Task item: Keep only those lines of the records that include the string "children".

Raw data:
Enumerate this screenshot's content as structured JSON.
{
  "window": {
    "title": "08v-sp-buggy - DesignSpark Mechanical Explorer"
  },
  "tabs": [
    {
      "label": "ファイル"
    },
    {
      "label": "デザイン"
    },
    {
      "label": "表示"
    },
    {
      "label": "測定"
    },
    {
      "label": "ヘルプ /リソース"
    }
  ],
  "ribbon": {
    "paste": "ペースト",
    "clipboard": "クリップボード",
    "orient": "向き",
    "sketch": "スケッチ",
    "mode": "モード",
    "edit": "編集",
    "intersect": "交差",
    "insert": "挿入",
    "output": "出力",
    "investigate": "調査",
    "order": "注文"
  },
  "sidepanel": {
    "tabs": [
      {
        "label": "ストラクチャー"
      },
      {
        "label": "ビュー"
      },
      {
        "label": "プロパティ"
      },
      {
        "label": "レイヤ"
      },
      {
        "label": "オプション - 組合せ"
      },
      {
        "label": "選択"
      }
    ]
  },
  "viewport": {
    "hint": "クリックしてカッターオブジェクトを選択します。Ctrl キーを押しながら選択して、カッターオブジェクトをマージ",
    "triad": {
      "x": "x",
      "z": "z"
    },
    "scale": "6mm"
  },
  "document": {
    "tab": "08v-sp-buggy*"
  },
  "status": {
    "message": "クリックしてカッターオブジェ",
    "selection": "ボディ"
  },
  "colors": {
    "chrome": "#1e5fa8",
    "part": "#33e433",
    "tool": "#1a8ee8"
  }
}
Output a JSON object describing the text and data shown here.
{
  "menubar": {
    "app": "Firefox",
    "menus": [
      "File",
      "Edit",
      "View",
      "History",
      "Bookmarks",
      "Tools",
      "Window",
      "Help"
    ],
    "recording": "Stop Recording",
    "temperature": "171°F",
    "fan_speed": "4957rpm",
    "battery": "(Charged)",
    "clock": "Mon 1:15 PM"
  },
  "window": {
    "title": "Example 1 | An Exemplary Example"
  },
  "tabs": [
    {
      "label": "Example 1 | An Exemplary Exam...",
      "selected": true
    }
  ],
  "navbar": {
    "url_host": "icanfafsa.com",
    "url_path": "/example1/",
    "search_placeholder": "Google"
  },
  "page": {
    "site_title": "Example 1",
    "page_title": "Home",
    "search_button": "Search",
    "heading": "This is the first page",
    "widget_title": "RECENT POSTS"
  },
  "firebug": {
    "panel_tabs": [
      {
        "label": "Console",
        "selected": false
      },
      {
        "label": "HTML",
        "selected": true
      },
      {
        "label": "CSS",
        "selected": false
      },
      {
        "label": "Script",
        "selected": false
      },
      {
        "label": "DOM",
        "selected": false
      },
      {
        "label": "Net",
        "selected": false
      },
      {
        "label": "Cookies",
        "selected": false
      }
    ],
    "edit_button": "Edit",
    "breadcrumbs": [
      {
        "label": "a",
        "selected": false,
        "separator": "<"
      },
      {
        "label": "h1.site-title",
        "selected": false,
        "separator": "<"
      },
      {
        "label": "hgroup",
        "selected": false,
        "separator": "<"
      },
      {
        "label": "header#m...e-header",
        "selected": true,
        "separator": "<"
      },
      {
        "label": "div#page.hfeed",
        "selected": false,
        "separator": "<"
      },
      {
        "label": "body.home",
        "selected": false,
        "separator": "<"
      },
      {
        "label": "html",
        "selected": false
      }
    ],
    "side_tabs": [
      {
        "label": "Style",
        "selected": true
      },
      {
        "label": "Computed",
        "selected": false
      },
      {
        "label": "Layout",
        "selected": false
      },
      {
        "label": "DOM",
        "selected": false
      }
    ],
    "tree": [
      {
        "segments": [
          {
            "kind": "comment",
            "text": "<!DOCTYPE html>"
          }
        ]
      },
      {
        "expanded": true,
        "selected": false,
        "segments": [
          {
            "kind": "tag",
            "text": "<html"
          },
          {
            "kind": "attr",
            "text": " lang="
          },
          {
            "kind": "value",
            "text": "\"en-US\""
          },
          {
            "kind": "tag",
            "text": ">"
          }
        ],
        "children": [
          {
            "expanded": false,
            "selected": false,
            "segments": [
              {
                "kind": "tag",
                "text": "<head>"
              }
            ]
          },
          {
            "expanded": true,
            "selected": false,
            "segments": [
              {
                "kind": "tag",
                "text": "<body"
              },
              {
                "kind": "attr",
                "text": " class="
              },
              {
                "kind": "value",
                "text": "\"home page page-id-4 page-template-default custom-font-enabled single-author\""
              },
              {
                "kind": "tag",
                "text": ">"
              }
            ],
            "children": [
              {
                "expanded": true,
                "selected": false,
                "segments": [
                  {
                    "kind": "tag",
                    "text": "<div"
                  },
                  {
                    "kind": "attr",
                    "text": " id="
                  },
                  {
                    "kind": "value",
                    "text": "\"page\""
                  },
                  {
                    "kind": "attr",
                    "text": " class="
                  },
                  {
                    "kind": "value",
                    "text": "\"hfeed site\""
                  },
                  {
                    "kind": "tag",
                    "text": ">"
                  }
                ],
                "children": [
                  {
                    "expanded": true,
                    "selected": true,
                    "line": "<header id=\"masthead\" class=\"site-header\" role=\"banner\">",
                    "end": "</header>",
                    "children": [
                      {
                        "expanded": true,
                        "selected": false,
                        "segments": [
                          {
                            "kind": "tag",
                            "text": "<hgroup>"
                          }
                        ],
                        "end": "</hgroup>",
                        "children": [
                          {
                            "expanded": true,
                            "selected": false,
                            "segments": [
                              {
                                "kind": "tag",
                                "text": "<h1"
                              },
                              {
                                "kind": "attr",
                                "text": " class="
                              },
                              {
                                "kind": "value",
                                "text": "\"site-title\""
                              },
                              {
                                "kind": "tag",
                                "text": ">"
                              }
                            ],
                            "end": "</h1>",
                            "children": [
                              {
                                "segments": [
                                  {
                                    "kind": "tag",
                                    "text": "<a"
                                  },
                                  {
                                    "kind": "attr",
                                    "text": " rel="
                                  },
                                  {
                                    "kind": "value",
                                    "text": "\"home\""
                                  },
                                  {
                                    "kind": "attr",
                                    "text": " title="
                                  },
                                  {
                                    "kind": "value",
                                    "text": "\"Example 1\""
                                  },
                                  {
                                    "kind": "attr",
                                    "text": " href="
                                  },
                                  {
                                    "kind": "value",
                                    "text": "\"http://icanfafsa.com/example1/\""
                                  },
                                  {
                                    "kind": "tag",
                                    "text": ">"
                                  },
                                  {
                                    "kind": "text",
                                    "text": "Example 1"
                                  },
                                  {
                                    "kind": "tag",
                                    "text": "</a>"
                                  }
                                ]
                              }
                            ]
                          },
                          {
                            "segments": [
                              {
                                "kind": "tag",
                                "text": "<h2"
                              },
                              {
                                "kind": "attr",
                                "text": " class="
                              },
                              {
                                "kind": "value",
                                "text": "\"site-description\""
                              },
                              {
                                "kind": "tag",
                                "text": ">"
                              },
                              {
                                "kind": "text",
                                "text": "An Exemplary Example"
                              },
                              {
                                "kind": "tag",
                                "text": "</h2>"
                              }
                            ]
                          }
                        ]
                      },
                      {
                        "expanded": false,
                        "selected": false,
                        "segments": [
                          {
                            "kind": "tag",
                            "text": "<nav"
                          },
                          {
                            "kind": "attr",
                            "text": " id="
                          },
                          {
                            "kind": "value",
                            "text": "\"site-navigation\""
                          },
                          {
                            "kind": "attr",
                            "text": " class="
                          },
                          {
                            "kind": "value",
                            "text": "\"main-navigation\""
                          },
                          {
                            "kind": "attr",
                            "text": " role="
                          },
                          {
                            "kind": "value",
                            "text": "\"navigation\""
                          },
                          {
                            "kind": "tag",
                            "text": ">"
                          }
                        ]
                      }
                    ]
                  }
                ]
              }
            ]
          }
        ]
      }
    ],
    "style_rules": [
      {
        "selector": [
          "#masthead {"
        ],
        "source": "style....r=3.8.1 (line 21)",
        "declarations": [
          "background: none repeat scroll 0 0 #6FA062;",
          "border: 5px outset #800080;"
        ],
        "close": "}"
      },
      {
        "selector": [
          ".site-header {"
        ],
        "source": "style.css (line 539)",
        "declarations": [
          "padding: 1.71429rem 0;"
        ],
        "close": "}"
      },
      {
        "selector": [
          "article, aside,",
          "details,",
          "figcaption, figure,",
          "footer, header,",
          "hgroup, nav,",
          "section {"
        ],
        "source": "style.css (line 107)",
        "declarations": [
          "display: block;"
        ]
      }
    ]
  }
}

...

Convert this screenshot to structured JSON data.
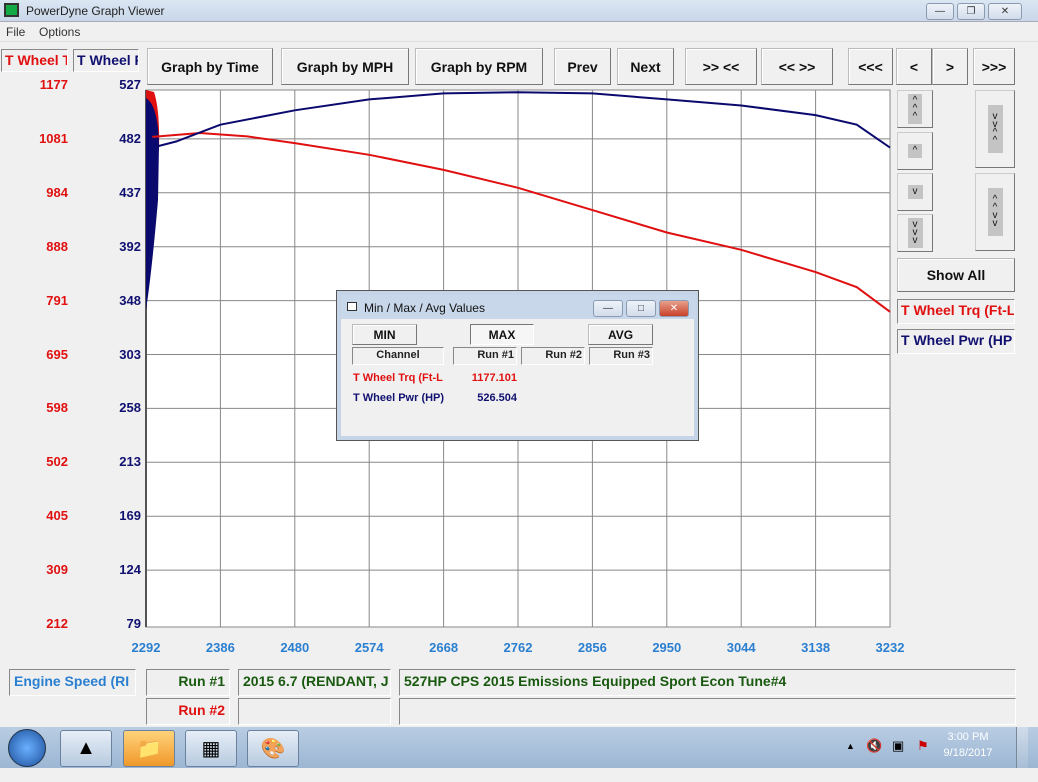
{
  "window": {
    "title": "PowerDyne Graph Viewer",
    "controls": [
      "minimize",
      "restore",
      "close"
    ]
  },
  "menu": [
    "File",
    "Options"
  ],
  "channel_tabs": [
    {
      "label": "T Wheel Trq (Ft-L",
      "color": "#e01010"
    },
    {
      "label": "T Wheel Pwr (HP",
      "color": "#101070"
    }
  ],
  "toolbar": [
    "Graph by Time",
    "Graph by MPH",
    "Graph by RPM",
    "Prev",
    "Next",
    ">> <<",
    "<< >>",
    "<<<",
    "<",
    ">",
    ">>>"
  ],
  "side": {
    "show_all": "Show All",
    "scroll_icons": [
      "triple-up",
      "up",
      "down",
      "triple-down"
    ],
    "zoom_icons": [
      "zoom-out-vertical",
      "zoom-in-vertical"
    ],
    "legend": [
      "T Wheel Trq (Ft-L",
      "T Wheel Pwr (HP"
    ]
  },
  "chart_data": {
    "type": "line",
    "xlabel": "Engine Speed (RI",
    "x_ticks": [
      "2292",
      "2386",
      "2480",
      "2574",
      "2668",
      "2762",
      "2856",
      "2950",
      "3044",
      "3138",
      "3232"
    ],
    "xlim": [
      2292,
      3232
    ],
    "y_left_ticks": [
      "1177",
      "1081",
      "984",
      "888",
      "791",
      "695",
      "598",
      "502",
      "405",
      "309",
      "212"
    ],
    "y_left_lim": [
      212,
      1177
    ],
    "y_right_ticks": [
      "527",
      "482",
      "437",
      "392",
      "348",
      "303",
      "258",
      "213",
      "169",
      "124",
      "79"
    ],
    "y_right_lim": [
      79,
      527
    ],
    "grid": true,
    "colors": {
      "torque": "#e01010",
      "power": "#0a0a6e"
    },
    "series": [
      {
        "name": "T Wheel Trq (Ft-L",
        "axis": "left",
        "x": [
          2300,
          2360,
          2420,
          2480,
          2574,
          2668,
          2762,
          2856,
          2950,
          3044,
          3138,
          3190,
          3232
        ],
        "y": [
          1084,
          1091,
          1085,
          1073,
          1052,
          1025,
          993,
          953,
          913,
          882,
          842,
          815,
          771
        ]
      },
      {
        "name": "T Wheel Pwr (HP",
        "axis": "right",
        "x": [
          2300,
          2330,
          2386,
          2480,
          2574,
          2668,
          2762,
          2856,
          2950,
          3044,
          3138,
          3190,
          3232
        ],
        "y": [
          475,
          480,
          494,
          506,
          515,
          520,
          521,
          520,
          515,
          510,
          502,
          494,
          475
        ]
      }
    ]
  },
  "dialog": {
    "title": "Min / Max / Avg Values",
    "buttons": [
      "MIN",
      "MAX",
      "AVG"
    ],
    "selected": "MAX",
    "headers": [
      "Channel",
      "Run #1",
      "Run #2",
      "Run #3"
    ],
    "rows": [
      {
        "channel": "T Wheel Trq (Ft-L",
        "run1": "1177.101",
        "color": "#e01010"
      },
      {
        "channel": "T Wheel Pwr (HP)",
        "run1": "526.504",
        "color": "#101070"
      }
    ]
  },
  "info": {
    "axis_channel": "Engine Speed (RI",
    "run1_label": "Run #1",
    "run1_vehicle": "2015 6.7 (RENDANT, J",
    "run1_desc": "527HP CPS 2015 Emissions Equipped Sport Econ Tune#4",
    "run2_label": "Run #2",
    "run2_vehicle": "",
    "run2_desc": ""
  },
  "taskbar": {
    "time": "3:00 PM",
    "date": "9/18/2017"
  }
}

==

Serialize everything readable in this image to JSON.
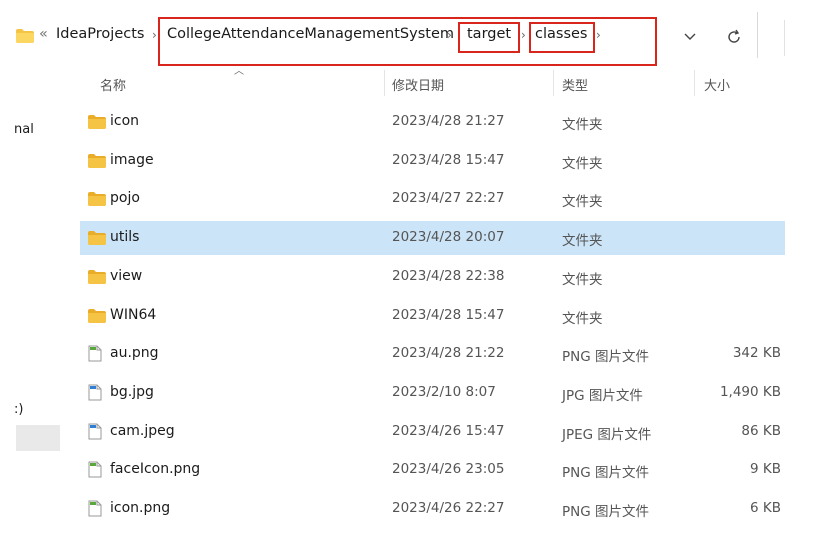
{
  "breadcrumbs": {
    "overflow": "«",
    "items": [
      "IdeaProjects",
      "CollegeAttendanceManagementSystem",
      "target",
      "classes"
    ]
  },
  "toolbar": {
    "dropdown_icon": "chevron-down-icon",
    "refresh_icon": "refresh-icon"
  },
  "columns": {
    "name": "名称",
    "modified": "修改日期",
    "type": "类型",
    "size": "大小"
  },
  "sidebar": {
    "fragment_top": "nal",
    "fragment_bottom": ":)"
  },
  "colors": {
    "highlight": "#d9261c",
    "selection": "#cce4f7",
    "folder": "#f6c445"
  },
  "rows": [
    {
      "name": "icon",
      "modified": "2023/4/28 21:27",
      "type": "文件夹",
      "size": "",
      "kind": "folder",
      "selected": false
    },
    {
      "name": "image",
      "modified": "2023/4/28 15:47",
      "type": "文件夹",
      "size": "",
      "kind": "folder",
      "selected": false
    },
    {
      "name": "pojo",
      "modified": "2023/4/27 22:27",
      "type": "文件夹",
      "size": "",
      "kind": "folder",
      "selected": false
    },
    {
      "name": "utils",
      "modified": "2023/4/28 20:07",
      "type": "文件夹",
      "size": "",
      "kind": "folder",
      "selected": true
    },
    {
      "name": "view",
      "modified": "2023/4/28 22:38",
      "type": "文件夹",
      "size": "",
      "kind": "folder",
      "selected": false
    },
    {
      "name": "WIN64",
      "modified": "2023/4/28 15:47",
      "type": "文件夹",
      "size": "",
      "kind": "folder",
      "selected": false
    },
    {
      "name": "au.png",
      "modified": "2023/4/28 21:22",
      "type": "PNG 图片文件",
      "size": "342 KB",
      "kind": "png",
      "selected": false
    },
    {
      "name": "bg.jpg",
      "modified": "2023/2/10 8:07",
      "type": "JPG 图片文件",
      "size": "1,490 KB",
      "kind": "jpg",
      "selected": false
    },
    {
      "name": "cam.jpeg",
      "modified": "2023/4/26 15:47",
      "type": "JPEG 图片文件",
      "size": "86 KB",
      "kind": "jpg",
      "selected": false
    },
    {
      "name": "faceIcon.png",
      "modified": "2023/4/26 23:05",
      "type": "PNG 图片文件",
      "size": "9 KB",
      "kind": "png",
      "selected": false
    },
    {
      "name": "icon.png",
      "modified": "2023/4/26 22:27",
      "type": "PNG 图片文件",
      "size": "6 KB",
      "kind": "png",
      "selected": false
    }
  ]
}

Your solution:
        "children": [
            "children": [
                "children": [
                    "children": [
                        "children": [
                            "children": [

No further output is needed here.